'Lipid asymmetry' plays key role in activating immune cells
A cell's membrane is its natural barrier between the inside of a cell and the outside world—composed of a double layer (bilayer) of lipids (such as fats, waxes, sterols, or fat-soluble vitamins). Intriguingly, it's been known for decades that the layer facing the inside of cells is made of different lipids than the outside-facing layer.
This "lipid asymmetry," or lack of symmetry, is regulated via a variety of proteins and demands a high amount of energy from the cell. Since the cell invests resources toward keeping the lipids asymmetrically distributed equally between the two sides of the bilayer, the process is vital to its function. Dying cells, which permanently lose their lipid asymmetry, are targeted by the immune system for elimination.
Because different lipids create membranes with different physical properties, a group of McGovern Medical School researchers wondered whether different lipid compositions in the bilayer could also lead to different physical properties.
During the 62nd Biophysical Society Annual Meeting, held Feb. 17-21, in San Francisco, California, Joseph H. Lorent, a postdoctoral researcher, and Ilya Levental, an assistant professor, will present their work exploring lipid asymmetry's role in immune cell activation.
A variety of fluorescent probes can provide insights about the general physical properties of membranes. But these probes tend to stain both sides of the plasma membrane—making it impossible to independently measure the two layers of the bilayer.

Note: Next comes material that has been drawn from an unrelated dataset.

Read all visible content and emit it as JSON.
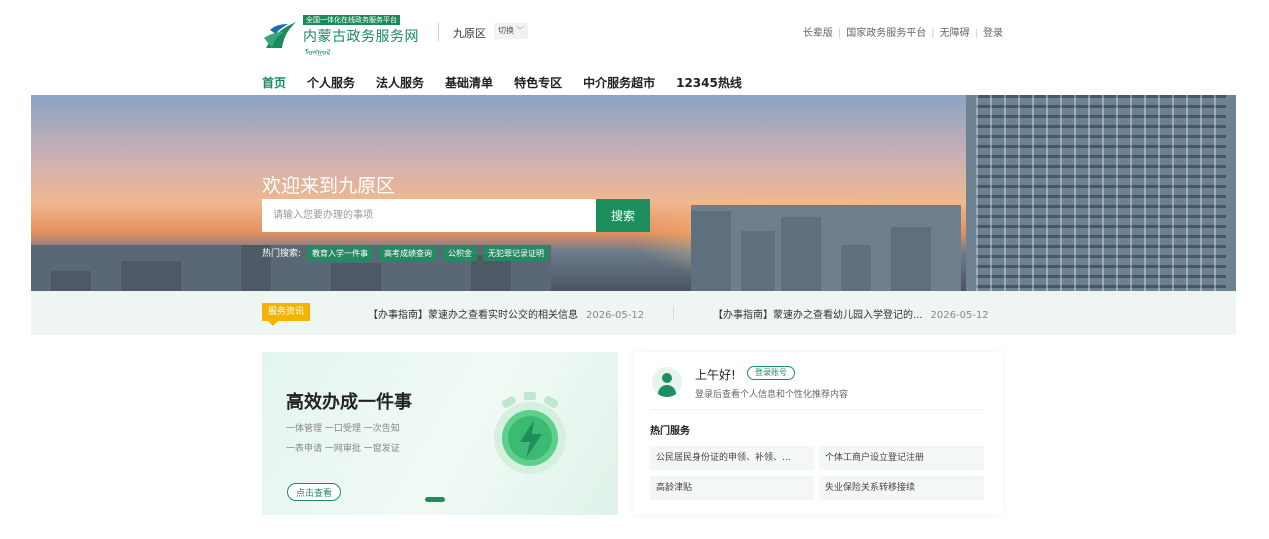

"To overcome it, we use a trick where we inject the probe directly inside single cells using a tiny glass syringe like the kind used for extracting nuclei out of cells for cloning," Lorent said. "This allows us to visualize specifically half of the membrane facing the [inside of the cell]."
Now the researchers could see the changes between the inside and outside bilayer. "The differences were obvious and striking," Lorent said. "By preventing the loss of membrane asymmetry, we inhibited the immune response."
The team found that adjusting the lipid asymmetry of the membrane was important to the immune cells functioning. "In the long run, by knowing how lipid asymmetry is involved in cell signaling, we might be able to 'tune' certain immune responses or even cell death through the regulation of lipid asymmetry," Levental said. "This might involve treatments for allergies, inflammation or possibly even cancer."